Portrait of Bernie Grant Unveiled at Houses of Parliament

A new portrait of one of Britain’s first black MPs, Bernie Grant (1944-2000) and the namesake of the Bernie Grant Arts Centre, has been unveiled in Parliament. Drawn in pencil and charcoal by artist Kelvin Okafor, the portrait of the former Labour MP for Tottenham will join the Parliamentary Art Collection.

This year marks the 30th anniversary of the election of Bernie Grant, Diane Abbott and Paul Boateng as the first ever black MPs, and Keith Vaz as the first MP of Asian descent since the 1920s.

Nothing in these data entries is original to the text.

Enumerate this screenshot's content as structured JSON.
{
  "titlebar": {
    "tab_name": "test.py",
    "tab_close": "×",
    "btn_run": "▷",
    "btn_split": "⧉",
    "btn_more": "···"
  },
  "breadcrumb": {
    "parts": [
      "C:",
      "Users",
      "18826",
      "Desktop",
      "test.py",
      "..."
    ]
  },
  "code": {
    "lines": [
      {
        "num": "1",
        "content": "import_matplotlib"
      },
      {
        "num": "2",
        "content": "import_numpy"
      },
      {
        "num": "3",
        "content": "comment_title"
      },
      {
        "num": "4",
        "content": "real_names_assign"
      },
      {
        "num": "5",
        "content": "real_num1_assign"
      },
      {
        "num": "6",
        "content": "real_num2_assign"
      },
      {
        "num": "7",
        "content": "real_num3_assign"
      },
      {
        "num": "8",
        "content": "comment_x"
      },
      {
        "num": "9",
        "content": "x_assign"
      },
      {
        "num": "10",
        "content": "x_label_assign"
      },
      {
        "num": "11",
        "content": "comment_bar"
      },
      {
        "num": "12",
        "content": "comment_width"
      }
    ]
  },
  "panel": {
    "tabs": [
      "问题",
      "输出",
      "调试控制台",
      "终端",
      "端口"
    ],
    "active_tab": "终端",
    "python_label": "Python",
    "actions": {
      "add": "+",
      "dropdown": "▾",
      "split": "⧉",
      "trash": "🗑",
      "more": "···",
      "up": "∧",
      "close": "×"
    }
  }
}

Guyana-born Bernie Grant is well remembered for his passionate work campaigning for racial equality and against oppression, as well as making his mark in the House of Commons by wearing a traditional Ghanaian cotton robe at the State Opening of Parliament.

Sharon Grant OBE, Bernie Grant’s widow and a member of the Board of Trustees here at the Bernie Grant Arts Centre, said: ‘In his day, Bernie was often seen as controversial in demanding equality and justice. By the end of his life however, he was held in great respect, not only by his Tottenham constituents and the wider black community, but nationally and internationally.

‘The family is very proud that his contribution is increasingly recognised, and honoured that this superb portrait will now be included in the Parliamentary Art Collection.’

Kelvin Olafor, who grew up in Tottenham, said, ‘When drawing a person, it has always been important for me to meet them in the flesh and spend time absorbing their essence. As I wasn’t able to do so in this case, I intensely studied video footage and countless photographs at the Bernie Grant Archive in Bishopsgate Institute.

‘It was one of the most technically challenging drawings I’ve ever created, but also the most rewarding as I truly felt a deep connection with the subject. It was almost as though he were alive communicating with me whilst I drew him.’

The portrait was unveiled by Jeremy Corbyn, Leader of the Opposition, alongside David Lammy, MP for Tottenham. You can read more about the portrait and its unveiling on the Huffington Post.

Many thanks to the Parliamentary Art Collection and photographer David Tothill for kind permission to use these images.